## Problem description
Each line below that contains "Android" counts once; report the total and nothing more.

## Data for review

· · · ·

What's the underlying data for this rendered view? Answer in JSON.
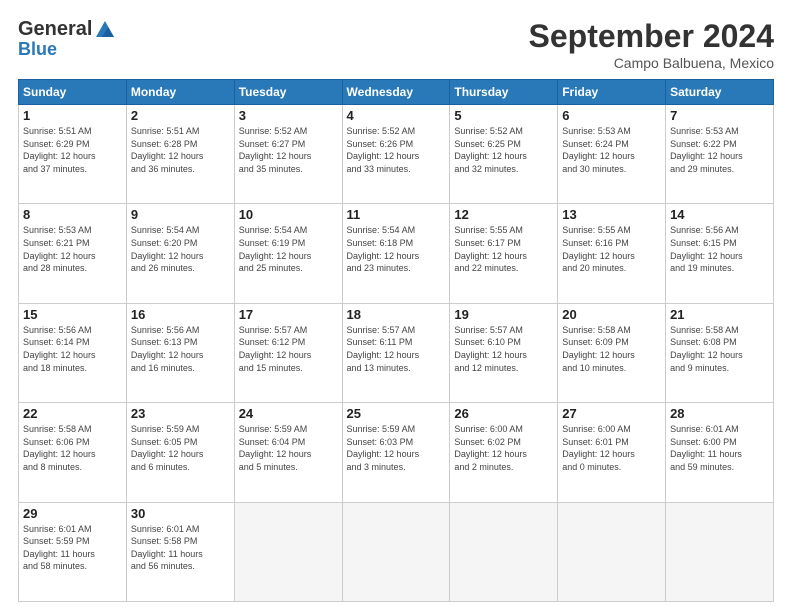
{
  "header": {
    "logo_general": "General",
    "logo_blue": "Blue",
    "month_title": "September 2024",
    "location": "Campo Balbuena, Mexico"
  },
  "calendar": {
    "days_of_week": [
      "Sunday",
      "Monday",
      "Tuesday",
      "Wednesday",
      "Thursday",
      "Friday",
      "Saturday"
    ],
    "weeks": [
      [
        {
          "day": "",
          "empty": true
        },
        {
          "day": "",
          "empty": true
        },
        {
          "day": "",
          "empty": true
        },
        {
          "day": "",
          "empty": true
        },
        {
          "day": "",
          "empty": true
        },
        {
          "day": "",
          "empty": true
        },
        {
          "day": "",
          "empty": true
        }
      ],
      [
        {
          "day": "1",
          "info": "Sunrise: 5:51 AM\nSunset: 6:29 PM\nDaylight: 12 hours\nand 37 minutes."
        },
        {
          "day": "2",
          "info": "Sunrise: 5:51 AM\nSunset: 6:28 PM\nDaylight: 12 hours\nand 36 minutes."
        },
        {
          "day": "3",
          "info": "Sunrise: 5:52 AM\nSunset: 6:27 PM\nDaylight: 12 hours\nand 35 minutes."
        },
        {
          "day": "4",
          "info": "Sunrise: 5:52 AM\nSunset: 6:26 PM\nDaylight: 12 hours\nand 33 minutes."
        },
        {
          "day": "5",
          "info": "Sunrise: 5:52 AM\nSunset: 6:25 PM\nDaylight: 12 hours\nand 32 minutes."
        },
        {
          "day": "6",
          "info": "Sunrise: 5:53 AM\nSunset: 6:24 PM\nDaylight: 12 hours\nand 30 minutes."
        },
        {
          "day": "7",
          "info": "Sunrise: 5:53 AM\nSunset: 6:22 PM\nDaylight: 12 hours\nand 29 minutes."
        }
      ],
      [
        {
          "day": "8",
          "info": "Sunrise: 5:53 AM\nSunset: 6:21 PM\nDaylight: 12 hours\nand 28 minutes."
        },
        {
          "day": "9",
          "info": "Sunrise: 5:54 AM\nSunset: 6:20 PM\nDaylight: 12 hours\nand 26 minutes."
        },
        {
          "day": "10",
          "info": "Sunrise: 5:54 AM\nSunset: 6:19 PM\nDaylight: 12 hours\nand 25 minutes."
        },
        {
          "day": "11",
          "info": "Sunrise: 5:54 AM\nSunset: 6:18 PM\nDaylight: 12 hours\nand 23 minutes."
        },
        {
          "day": "12",
          "info": "Sunrise: 5:55 AM\nSunset: 6:17 PM\nDaylight: 12 hours\nand 22 minutes."
        },
        {
          "day": "13",
          "info": "Sunrise: 5:55 AM\nSunset: 6:16 PM\nDaylight: 12 hours\nand 20 minutes."
        },
        {
          "day": "14",
          "info": "Sunrise: 5:56 AM\nSunset: 6:15 PM\nDaylight: 12 hours\nand 19 minutes."
        }
      ],
      [
        {
          "day": "15",
          "info": "Sunrise: 5:56 AM\nSunset: 6:14 PM\nDaylight: 12 hours\nand 18 minutes."
        },
        {
          "day": "16",
          "info": "Sunrise: 5:56 AM\nSunset: 6:13 PM\nDaylight: 12 hours\nand 16 minutes."
        },
        {
          "day": "17",
          "info": "Sunrise: 5:57 AM\nSunset: 6:12 PM\nDaylight: 12 hours\nand 15 minutes."
        },
        {
          "day": "18",
          "info": "Sunrise: 5:57 AM\nSunset: 6:11 PM\nDaylight: 12 hours\nand 13 minutes."
        },
        {
          "day": "19",
          "info": "Sunrise: 5:57 AM\nSunset: 6:10 PM\nDaylight: 12 hours\nand 12 minutes."
        },
        {
          "day": "20",
          "info": "Sunrise: 5:58 AM\nSunset: 6:09 PM\nDaylight: 12 hours\nand 10 minutes."
        },
        {
          "day": "21",
          "info": "Sunrise: 5:58 AM\nSunset: 6:08 PM\nDaylight: 12 hours\nand 9 minutes."
        }
      ],
      [
        {
          "day": "22",
          "info": "Sunrise: 5:58 AM\nSunset: 6:06 PM\nDaylight: 12 hours\nand 8 minutes."
        },
        {
          "day": "23",
          "info": "Sunrise: 5:59 AM\nSunset: 6:05 PM\nDaylight: 12 hours\nand 6 minutes."
        },
        {
          "day": "24",
          "info": "Sunrise: 5:59 AM\nSunset: 6:04 PM\nDaylight: 12 hours\nand 5 minutes."
        },
        {
          "day": "25",
          "info": "Sunrise: 5:59 AM\nSunset: 6:03 PM\nDaylight: 12 hours\nand 3 minutes."
        },
        {
          "day": "26",
          "info": "Sunrise: 6:00 AM\nSunset: 6:02 PM\nDaylight: 12 hours\nand 2 minutes."
        },
        {
          "day": "27",
          "info": "Sunrise: 6:00 AM\nSunset: 6:01 PM\nDaylight: 12 hours\nand 0 minutes."
        },
        {
          "day": "28",
          "info": "Sunrise: 6:01 AM\nSunset: 6:00 PM\nDaylight: 11 hours\nand 59 minutes."
        }
      ],
      [
        {
          "day": "29",
          "info": "Sunrise: 6:01 AM\nSunset: 5:59 PM\nDaylight: 11 hours\nand 58 minutes."
        },
        {
          "day": "30",
          "info": "Sunrise: 6:01 AM\nSunset: 5:58 PM\nDaylight: 11 hours\nand 56 minutes."
        },
        {
          "day": "",
          "empty": true
        },
        {
          "day": "",
          "empty": true
        },
        {
          "day": "",
          "empty": true
        },
        {
          "day": "",
          "empty": true
        },
        {
          "day": "",
          "empty": true
        }
      ]
    ]
  }
}
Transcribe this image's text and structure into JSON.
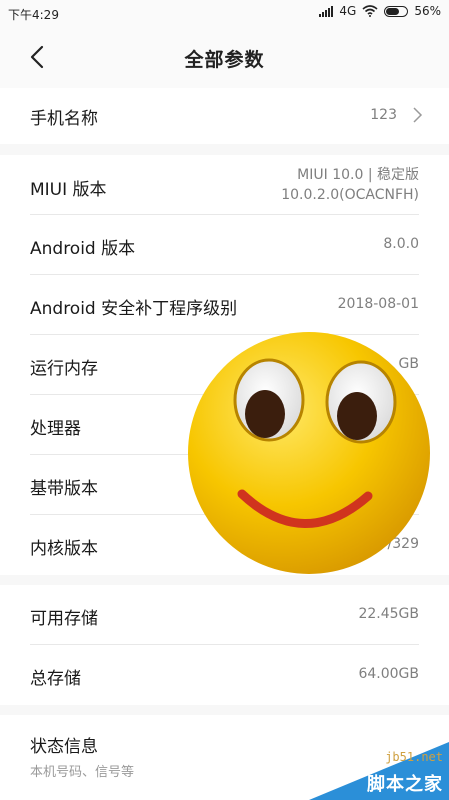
{
  "status_bar": {
    "time": "下午4:29",
    "network": "4G",
    "battery_percent": "56%",
    "battery_level": 0.56
  },
  "header": {
    "back_icon": "chevron-left-icon",
    "title": "全部参数"
  },
  "device_name": {
    "label": "手机名称",
    "value": "123"
  },
  "specs": [
    {
      "label": "MIUI 版本",
      "value_line1": "MIUI 10.0 | 稳定版",
      "value_line2": "10.0.2.0(OCACNFH)"
    },
    {
      "label": "Android 版本",
      "value": "8.0.0"
    },
    {
      "label": "Android 安全补丁程序级别",
      "value": "2018-08-01"
    },
    {
      "label": "运行内存",
      "value": "GB"
    },
    {
      "label": "处理器",
      "value": ""
    },
    {
      "label": "基带版本",
      "value": ""
    },
    {
      "label": "内核版本",
      "value": "/329"
    }
  ],
  "storage": [
    {
      "label": "可用存储",
      "value": "22.45GB"
    },
    {
      "label": "总存储",
      "value": "64.00GB"
    }
  ],
  "status_info": {
    "label": "状态信息",
    "sublabel": "本机号码、信号等"
  },
  "overlay": {
    "emoji": "smiley-face-icon"
  },
  "watermark": {
    "site": "jb51.net",
    "name": "脚本之家"
  },
  "colors": {
    "background": "#f7f7f7",
    "value_gray": "#7f7f7f",
    "emoji_yellow": "#f5c400",
    "watermark_blue": "#2b8fd8"
  }
}
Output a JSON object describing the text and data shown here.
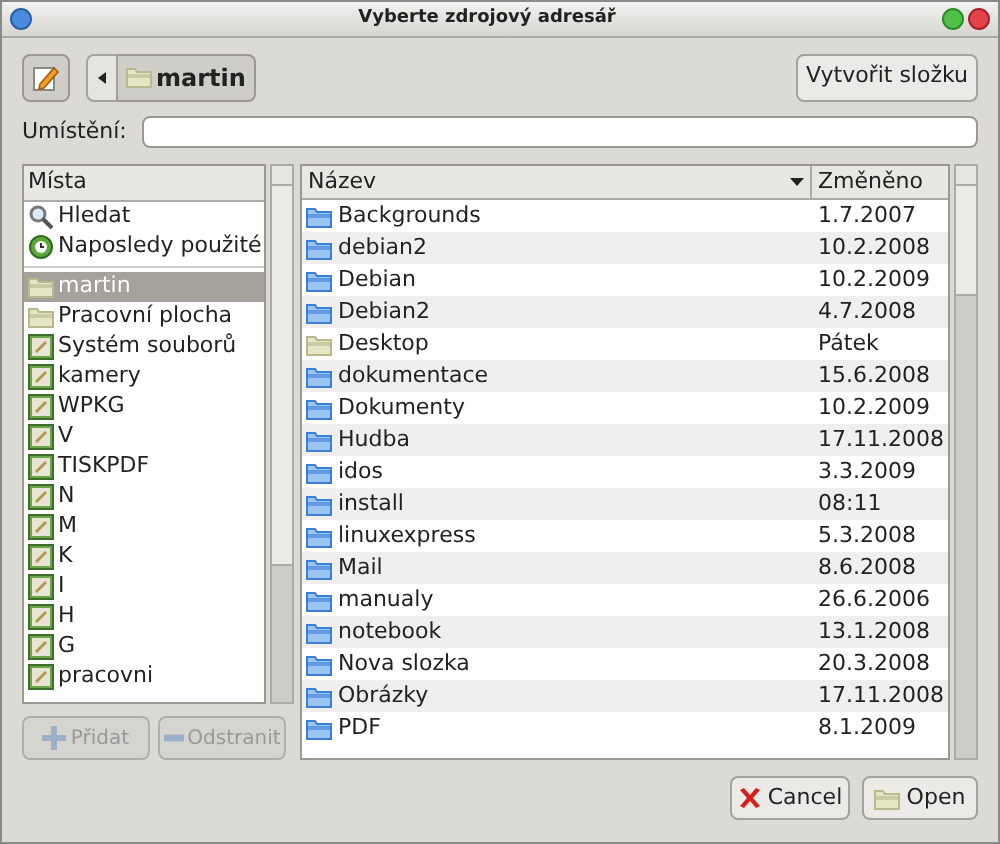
{
  "window": {
    "title": "Vyberte zdrojový adresář"
  },
  "toolbar": {
    "path_button": "martin",
    "create_folder": "Vytvořit složku"
  },
  "location": {
    "label": "Umístění:"
  },
  "places": {
    "header": "Místa",
    "items": [
      {
        "label": "Hledat",
        "kind": "search",
        "selected": false
      },
      {
        "label": "Naposledy použité",
        "kind": "recent",
        "selected": false
      },
      {
        "label": "martin",
        "kind": "home",
        "selected": true
      },
      {
        "label": "Pracovní plocha",
        "kind": "home",
        "selected": false
      },
      {
        "label": "Systém souborů",
        "kind": "drive",
        "selected": false
      },
      {
        "label": "kamery",
        "kind": "drive",
        "selected": false
      },
      {
        "label": "WPKG",
        "kind": "drive",
        "selected": false
      },
      {
        "label": "V",
        "kind": "drive",
        "selected": false
      },
      {
        "label": "TISKPDF",
        "kind": "drive",
        "selected": false
      },
      {
        "label": "N",
        "kind": "drive",
        "selected": false
      },
      {
        "label": "M",
        "kind": "drive",
        "selected": false
      },
      {
        "label": "K",
        "kind": "drive",
        "selected": false
      },
      {
        "label": "I",
        "kind": "drive",
        "selected": false
      },
      {
        "label": "H",
        "kind": "drive",
        "selected": false
      },
      {
        "label": "G",
        "kind": "drive",
        "selected": false
      },
      {
        "label": "pracovni",
        "kind": "drive",
        "selected": false
      }
    ],
    "add": {
      "label": "Přidat",
      "disabled": true
    },
    "remove": {
      "label": "Odstranit",
      "disabled": true
    }
  },
  "files": {
    "columns": [
      "Název",
      "Změněno"
    ],
    "rows": [
      {
        "name": "Backgrounds",
        "modified": "1.7.2007",
        "kind": "folder"
      },
      {
        "name": "debian2",
        "modified": "10.2.2008",
        "kind": "folder"
      },
      {
        "name": "Debian",
        "modified": "10.2.2009",
        "kind": "folder"
      },
      {
        "name": "Debian2",
        "modified": "4.7.2008",
        "kind": "folder"
      },
      {
        "name": "Desktop",
        "modified": "Pátek",
        "kind": "desktop"
      },
      {
        "name": "dokumentace",
        "modified": "15.6.2008",
        "kind": "folder"
      },
      {
        "name": "Dokumenty",
        "modified": "10.2.2009",
        "kind": "folder"
      },
      {
        "name": "Hudba",
        "modified": "17.11.2008",
        "kind": "folder"
      },
      {
        "name": "idos",
        "modified": "3.3.2009",
        "kind": "folder"
      },
      {
        "name": "install",
        "modified": "08:11",
        "kind": "folder"
      },
      {
        "name": "linuxexpress",
        "modified": "5.3.2008",
        "kind": "folder"
      },
      {
        "name": "Mail",
        "modified": "8.6.2008",
        "kind": "folder"
      },
      {
        "name": "manualy",
        "modified": "26.6.2006",
        "kind": "folder"
      },
      {
        "name": "notebook",
        "modified": "13.1.2008",
        "kind": "folder"
      },
      {
        "name": "Nova slozka",
        "modified": "20.3.2008",
        "kind": "folder"
      },
      {
        "name": "Obrázky",
        "modified": "17.11.2008",
        "kind": "folder"
      },
      {
        "name": "PDF",
        "modified": "8.1.2009",
        "kind": "folder"
      }
    ]
  },
  "buttons": {
    "cancel": "Cancel",
    "open": "Open"
  }
}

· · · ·

## Exercise result
2